Mount Noorat is a scoria cone with complex eruption point topography. The central feature of the volcano is an entire circular crater with a minimum enclosure depth of 85 m. The base of this crater (150+ m) is lower than the level of the surrounding plain. The highest point on the crater rim is a mound of scoria reaching a height of 310 m ASL. The upper crater rim is of welded spatter and lies at a very steep angle. Surrounding the main crater are a number of mounds and depressions which are probably other eruption points, the most obvious being a partly enclosed depression on the northern side. The lowermost materials exposed in the western quarries are tuff deposits indicating an initial maar eruption. Subsequent scoria eruptions have almost completely buried the tuff which rests on basalt lava flows. There are some excellent geological sections exposing scoria draped over tuff beds in the lower western quarries. Mount Noorat is a major locality for Cr-diopside lherzolite series xenoliths.

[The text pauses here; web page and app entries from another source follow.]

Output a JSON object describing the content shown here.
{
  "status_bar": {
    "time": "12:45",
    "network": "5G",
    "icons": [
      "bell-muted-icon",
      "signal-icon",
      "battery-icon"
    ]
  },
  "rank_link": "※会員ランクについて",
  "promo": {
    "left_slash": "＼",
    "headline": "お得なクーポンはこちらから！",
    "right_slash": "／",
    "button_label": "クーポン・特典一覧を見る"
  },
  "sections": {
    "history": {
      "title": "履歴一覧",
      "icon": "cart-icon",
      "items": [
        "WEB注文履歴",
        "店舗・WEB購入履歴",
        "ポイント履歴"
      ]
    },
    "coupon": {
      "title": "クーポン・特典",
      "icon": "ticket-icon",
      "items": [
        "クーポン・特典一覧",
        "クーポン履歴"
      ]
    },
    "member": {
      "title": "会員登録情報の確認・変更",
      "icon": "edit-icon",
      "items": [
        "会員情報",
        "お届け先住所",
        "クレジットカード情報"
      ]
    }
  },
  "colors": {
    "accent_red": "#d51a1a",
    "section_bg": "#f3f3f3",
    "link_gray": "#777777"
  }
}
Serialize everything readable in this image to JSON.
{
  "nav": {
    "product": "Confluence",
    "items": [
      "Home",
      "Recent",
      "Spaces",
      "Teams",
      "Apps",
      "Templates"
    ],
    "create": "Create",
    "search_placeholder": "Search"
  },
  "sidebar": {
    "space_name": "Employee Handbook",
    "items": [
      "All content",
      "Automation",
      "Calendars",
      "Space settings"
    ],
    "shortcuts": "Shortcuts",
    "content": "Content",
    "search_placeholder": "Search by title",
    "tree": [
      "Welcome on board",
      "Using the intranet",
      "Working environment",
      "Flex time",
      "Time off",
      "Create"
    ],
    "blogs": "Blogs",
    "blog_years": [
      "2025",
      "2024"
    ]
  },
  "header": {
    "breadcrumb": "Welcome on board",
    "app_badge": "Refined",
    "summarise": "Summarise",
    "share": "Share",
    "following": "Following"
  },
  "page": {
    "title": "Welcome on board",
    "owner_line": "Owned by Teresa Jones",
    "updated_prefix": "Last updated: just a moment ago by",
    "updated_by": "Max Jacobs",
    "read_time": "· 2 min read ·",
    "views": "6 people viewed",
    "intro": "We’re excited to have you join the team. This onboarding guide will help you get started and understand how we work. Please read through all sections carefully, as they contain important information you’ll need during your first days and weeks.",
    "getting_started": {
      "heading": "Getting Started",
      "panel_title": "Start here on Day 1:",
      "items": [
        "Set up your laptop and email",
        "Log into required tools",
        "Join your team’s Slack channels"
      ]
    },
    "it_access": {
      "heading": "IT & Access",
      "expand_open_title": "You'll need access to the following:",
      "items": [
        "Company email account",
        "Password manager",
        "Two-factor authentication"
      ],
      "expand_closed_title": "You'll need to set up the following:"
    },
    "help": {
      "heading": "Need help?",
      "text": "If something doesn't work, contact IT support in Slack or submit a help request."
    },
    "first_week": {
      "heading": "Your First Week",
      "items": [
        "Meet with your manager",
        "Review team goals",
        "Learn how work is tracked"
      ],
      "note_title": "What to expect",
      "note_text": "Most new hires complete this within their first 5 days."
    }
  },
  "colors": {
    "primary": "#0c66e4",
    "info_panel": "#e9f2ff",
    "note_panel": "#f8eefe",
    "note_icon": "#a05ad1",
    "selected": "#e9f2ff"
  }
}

310 m; 160 m.
Mount Noorat is one of the major volcanoes of the Newer Volcanics Province of Victoria. It is has multiple vents, complex topography, the deepest scoria enclosed crater in Victoria (and possibly Australia) and illustrates a transition form maar eruption to scoria cone development. It was proposed by Ollier (1967a) as the type locality of the “Noorat” type scoria cone. It is a major megacryst and xenolith locality.
Although a large locality, the complexity of the topography makes this a sensitive region. Presently, quarrying is confined to the western side but the EIL 1042 scoria pit is a source of major physical disruption as it extends high into the western wall of the mains scoria cone. Extension of this will compromise the physical integrity of the slopes of this cone. Even the present working area will endow a lasting disruptive change to physiography of the mountain. If the significance of the site is to be maintained, this activity will need to be relocated to lower slopes further away from the main cone. The lower pits are less intrusive and provide instructive sections through the tuff/scoria contact. Parts of these lower exposures should be preserved for interpretation. This site requires further investigation and planning to rationalise the use of the resources. Public access to the summit and crater should be available.
Grayson, H.J. & Mahony, D.J. 1910. The geology of the Camperdown and Mount Elephant Districts. Geological Survey of Victoria Memoir 9.
Hills, E.S. 1940. The physiography of Victoria (1st edn). Whitecombe & Tombs, Melbourne.
Ollier, C.D. & Joyce, E.B. 1964. Volcanic physiography of the Western Plains of Victoria. Proceedings of the Royal Society of Victoria 77, pp. 357-376.
Ollier, C.D. 1967a. Landforms of the Newer Volcanics Province of Victoria. In J.N. Jennings & J.A. Mabbutt (eds). Landform studies from Australia and New Guinea. ANU Press. pp. 315-339.
Irving, A.J. 1974. Megacrysts from the Newer Basalts and other basaltic rocks of southeastern Australia. Geological Society of America Bulletin 85, pp. 1503-1514.
Irving, A.J. & Green, D.H. 1976. Geochemistry and petrogenesis of the Newer Basalts of Victoria and South Australia. Journal of the Geological Society of Australia 23(1), pp. 45-66.